Assessments: So Many Choices
by Cindy Stradling
When I meet with clients and they are interested in conducting an assessment for their organizations I am very careful to find out why they want to conduct and assessment and what information they intend to obtain. There are so many choices, I could write blogs for the next six months and still not have explored all of them. For the month of April I am going to share with you my experience of four of the assessments that I have personally taken.
Week Three – Kolbe
The Kolbe wisdom is based on the concept that creative instincts are the source of mental energy that drives people to take specific actions. This mental drive is separate and distinct from feelings and thoughts. Creative instincts are manifested in an innate pattern (modus operandi or MO) that determines each person’s best efforts. A person’s MO is quantifiable and observable, yet functions at the subconscious level. MOs vary across the general population with no gender, age or racial bias.
An individual’s MO governs actions, reactions and interactions. The MO also determines a person’s use of time and his or her natural form of communication. Exercising control over this mental resource gives people the freedom to be their authentic selves.
Any interference with the use of this energy reduces a person’s effectiveness and the joy of accomplishment. Stress inevitably results from the prolonged disruption of the flow of this energy. Others can nurture this nature ability, but block it by attempting to alter it.
The Kolbe assessment does many things (too many to mention in this short blog) and there are things it is does not do (again too many for this short blog). I have listed five of the things Kolbe does and five that it does not.
- Identifies instinct based or natural abilities
- De-bunks performance related stereotypes, which have been based on gender, age, race and ethnicity, physical, intellectual and social attributes
- Provides language for describing innate talents as Natural Advantages
- Quantifies the stress a person will suffer if not given the freedom to operate according to individual needs
- Assesses the obstacles to freedom of operation, which may be imposed by the self and others
Kolbe Does Not
- Identify weaknesses
- Suggest to people that there is something wrong within them that should be changed
- Remove personal responsibility for actions
- Rate individual talents on scales of better or worse, more or less important or any other value system
- Suggest that one person is more likely to succeed than another.
As you can see Kolbe takes a very different approach. What I personally liked most was that I could understand better what activities gave me energy and what did not. I still had to perform the activities that actually drained my energy but after doing Kolbe I learned to manage them at times of the day when my energy was high and to perform these activities in shorter chunks of time, this was a big help for me to not procrastinate on my least favourite things.
The Kolbe Impact Factors are the 12 ways we approach problem solving determined by our MOs. Although we can solve problems using any of the 12 methods, each of us has four – one in each Action Mode that allows us to do our best, most efficient and creative work.

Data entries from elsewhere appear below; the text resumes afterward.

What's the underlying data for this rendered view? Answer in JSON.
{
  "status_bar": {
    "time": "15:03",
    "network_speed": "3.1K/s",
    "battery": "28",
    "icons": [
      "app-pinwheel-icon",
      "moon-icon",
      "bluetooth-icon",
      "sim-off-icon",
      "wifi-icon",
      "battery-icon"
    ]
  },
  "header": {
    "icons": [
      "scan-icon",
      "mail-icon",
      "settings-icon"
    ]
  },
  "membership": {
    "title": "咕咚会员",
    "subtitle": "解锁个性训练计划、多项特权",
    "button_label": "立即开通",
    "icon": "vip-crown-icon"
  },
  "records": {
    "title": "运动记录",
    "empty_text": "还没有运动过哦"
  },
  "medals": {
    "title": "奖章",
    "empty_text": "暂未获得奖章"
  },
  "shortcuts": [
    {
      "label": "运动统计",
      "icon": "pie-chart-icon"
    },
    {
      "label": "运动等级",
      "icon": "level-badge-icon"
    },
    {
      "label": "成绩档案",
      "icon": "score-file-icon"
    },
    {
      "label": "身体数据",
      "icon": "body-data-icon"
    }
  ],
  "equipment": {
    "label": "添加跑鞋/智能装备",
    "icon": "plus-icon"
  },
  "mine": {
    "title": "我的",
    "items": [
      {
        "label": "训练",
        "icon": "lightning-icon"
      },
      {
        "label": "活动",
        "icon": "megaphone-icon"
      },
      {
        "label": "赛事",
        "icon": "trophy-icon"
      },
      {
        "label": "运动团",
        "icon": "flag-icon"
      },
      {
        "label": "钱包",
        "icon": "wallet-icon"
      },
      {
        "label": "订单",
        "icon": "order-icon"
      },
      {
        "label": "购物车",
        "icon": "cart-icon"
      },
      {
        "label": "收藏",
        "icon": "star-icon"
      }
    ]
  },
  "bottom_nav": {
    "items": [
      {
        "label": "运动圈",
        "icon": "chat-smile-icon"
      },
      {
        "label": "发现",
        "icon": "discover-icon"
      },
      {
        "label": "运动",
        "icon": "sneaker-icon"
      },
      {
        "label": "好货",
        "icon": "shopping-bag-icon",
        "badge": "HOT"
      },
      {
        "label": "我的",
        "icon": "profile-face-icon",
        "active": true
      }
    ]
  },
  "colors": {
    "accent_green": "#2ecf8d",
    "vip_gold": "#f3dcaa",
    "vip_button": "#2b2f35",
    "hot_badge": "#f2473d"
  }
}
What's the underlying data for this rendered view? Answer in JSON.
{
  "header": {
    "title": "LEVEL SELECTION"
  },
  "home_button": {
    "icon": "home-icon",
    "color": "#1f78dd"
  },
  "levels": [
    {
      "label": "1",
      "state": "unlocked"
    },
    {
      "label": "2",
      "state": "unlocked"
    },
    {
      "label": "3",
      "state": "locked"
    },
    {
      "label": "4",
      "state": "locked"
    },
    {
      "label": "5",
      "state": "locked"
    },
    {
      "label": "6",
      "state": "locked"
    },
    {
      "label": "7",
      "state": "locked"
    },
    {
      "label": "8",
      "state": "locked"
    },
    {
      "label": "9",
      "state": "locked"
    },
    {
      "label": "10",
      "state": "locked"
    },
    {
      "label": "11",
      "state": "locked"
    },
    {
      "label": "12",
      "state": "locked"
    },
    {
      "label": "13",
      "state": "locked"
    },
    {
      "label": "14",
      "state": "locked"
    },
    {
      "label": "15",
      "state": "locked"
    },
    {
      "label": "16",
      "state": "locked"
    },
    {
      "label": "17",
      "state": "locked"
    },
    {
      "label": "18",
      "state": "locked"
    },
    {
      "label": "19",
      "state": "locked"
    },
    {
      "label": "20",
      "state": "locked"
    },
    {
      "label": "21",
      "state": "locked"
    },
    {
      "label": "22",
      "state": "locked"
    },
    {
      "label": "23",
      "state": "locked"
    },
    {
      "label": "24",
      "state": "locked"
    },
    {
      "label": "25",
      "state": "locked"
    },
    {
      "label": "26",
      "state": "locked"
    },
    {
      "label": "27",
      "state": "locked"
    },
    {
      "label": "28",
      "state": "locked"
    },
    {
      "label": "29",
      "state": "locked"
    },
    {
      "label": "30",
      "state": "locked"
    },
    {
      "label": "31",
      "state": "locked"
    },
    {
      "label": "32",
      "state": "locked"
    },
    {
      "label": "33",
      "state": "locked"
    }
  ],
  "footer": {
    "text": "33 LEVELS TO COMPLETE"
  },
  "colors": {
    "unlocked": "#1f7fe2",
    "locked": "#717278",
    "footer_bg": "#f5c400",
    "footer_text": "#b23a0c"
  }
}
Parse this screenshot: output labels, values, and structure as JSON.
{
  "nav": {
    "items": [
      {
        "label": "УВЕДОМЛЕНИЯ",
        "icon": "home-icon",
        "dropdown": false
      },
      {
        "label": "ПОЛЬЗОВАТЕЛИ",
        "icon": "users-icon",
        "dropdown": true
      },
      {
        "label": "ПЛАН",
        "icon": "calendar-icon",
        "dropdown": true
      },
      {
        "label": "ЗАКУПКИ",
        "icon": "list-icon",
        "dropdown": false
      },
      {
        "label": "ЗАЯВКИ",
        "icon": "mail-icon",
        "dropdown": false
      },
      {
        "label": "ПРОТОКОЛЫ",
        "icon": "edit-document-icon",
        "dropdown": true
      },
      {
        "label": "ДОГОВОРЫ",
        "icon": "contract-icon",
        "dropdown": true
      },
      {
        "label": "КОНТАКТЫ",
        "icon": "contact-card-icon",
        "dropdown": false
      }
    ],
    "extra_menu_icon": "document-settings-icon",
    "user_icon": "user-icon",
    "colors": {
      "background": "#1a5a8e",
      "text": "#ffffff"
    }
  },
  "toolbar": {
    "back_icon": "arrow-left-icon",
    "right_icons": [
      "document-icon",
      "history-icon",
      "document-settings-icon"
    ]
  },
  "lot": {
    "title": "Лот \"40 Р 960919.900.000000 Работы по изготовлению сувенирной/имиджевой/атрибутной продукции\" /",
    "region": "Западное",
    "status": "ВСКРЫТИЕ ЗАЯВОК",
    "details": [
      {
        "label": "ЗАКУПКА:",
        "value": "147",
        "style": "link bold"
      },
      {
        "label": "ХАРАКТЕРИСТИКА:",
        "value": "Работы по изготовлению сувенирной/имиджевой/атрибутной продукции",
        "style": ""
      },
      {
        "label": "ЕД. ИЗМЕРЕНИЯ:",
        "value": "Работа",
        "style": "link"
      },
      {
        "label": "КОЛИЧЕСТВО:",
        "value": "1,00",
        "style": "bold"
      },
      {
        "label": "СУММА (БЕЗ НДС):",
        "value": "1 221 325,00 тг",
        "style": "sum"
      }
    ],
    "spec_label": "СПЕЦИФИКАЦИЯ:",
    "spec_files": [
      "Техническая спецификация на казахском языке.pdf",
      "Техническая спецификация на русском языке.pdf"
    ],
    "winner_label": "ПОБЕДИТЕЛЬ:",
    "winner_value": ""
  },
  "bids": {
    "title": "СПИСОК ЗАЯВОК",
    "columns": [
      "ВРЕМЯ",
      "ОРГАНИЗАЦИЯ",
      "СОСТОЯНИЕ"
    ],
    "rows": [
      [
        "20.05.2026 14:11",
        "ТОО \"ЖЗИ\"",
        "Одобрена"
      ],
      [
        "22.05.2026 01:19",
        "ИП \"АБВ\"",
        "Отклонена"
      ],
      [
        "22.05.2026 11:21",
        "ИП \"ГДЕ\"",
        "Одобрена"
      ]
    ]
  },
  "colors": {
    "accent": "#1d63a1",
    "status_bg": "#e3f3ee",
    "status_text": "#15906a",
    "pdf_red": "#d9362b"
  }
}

We instinctively begin the creative problem solving process using our most insistent mode of initiation.
The Four Action Modes are Fact Finder, Follow Thru, Quick Start and Implementor. My index results show that my natural advantage is that I am an innovator: meaning my conative creativity is intuitive, visionary, and highly original. I have a knack for finding alternatives and discovering unique ways to get things done.
There is a lot more information available from the Kolbe assessment should you wish to have it done.
Next week: My results from taking the True Colors Assessment.